30 years ago the profession changed. The path to partnership became a 10 year sprint, and most didn’t make it. Those who did are asked to keep sprinting another 30 years. That’s not a profession.

(0)(0)

Anonymous

Well, it was reasonably foreseeable.

(4)(0)

Anonymous

Say what you like about it but the advantage of lockstep is that it requires heavy pruning of the partnership and makes it very obvious who isn’t pulling their weight, given all the partners are dependent on one another for their drawings.

(6)(0)

Anonymous

Really interesting article. I absolutely love data heavy stories.

Does the report deal with partner’s bringing work into a firm being balanced against the work they actually do at the firm (or lack thereof)? It is well known that partners that change firms often take clients and that is where their value lies.

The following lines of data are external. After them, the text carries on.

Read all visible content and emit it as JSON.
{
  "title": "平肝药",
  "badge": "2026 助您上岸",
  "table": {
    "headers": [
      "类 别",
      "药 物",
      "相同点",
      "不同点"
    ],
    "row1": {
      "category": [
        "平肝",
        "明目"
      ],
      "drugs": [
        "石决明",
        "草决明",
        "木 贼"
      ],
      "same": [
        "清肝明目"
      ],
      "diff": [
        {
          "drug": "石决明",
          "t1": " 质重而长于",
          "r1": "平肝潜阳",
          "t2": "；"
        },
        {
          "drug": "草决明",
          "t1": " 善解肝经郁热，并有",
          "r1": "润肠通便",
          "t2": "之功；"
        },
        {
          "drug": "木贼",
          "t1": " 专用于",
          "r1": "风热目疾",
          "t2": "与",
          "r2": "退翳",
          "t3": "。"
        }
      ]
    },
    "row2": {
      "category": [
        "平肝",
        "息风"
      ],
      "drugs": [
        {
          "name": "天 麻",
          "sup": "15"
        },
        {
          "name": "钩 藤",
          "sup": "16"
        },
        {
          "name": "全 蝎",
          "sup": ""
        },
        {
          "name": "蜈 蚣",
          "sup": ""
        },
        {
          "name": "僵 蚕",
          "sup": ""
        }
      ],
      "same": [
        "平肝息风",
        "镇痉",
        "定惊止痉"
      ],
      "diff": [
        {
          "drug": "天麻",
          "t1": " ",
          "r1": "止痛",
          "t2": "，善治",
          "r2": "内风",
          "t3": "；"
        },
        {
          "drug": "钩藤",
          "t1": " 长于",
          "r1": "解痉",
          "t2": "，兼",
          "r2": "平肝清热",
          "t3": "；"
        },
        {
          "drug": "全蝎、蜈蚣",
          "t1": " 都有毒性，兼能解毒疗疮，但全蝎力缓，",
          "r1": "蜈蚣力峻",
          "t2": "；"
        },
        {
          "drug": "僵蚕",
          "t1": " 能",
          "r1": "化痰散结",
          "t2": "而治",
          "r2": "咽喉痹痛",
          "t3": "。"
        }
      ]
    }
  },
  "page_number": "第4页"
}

My biggest concern about being made up (never going to happen) is not the work-load or the responsibility but simply the pressure to bring clients through the door in the first place.

(13)(0)

Anonymous

I think a lot of people underestimate the stress and pressure of bringing business in, for sure

(11)(0)

Disgruntled employee

In my experience some partners do no work at all.

They literally sit on their arses all day long talking shit on the phone about personal matters and browse the internet for what car they are buying next. That’s when they can actually be bothered to stay in the office and not fuck off home by lunchtime.

Cunts.

(15)(3)

Anonymous

You OK, hon?

(18)(0)

Anonymous

Then wait until you are three years PQE and set up your own firm and take on the liabilities of paying employees since it is so easy.

(21)(0)

Anonymous

And try to bring in the work!

(0)(0)

Anonymous

Being a partner is actually like being an employee (but with more admin and more people who hate you because you have to take the unpleasant decisions on who to promote, do appraisals and performance reviews). In most cases, we are capable of being (and sometimes are) demoted or ejected from the partnership on the whim of a small cabal of sociopathic, divorcee, bread-headed morons who know the cost of everything and the value of nothing.

(22)(0)

Anonymous

You can find the definition of an employee under s.230 ERA 1996. If that doesn’t help, you can look at the 4 common law tests: mutuality of obligations, exertion of control, personaly service and economic reality/integration. And also, should you have time (which you clearly do), the case of Ready Mixed Concrete.

(4)(2)

Anonymous

Are you writing an undergraduate essay or something?

(30)(0)

Anonymous

It’s called the LPC…

(0)(0)

Anonymous

And your point is….

(1)(0)

Anonymous

Common misconception, isn’t it, that partnerships are collaborative and intra-nurturing haha. Dog eat dog, even when at the top.

(4)(0)

The EU

Don’t forget about GDPR.

(4)(2)

Anonymous

What about the GDPR?

(0)(0)

Partner

Try bringing in work. Leeches.

You’re overheads

(6)(1)

Comments are closed.

Related Stories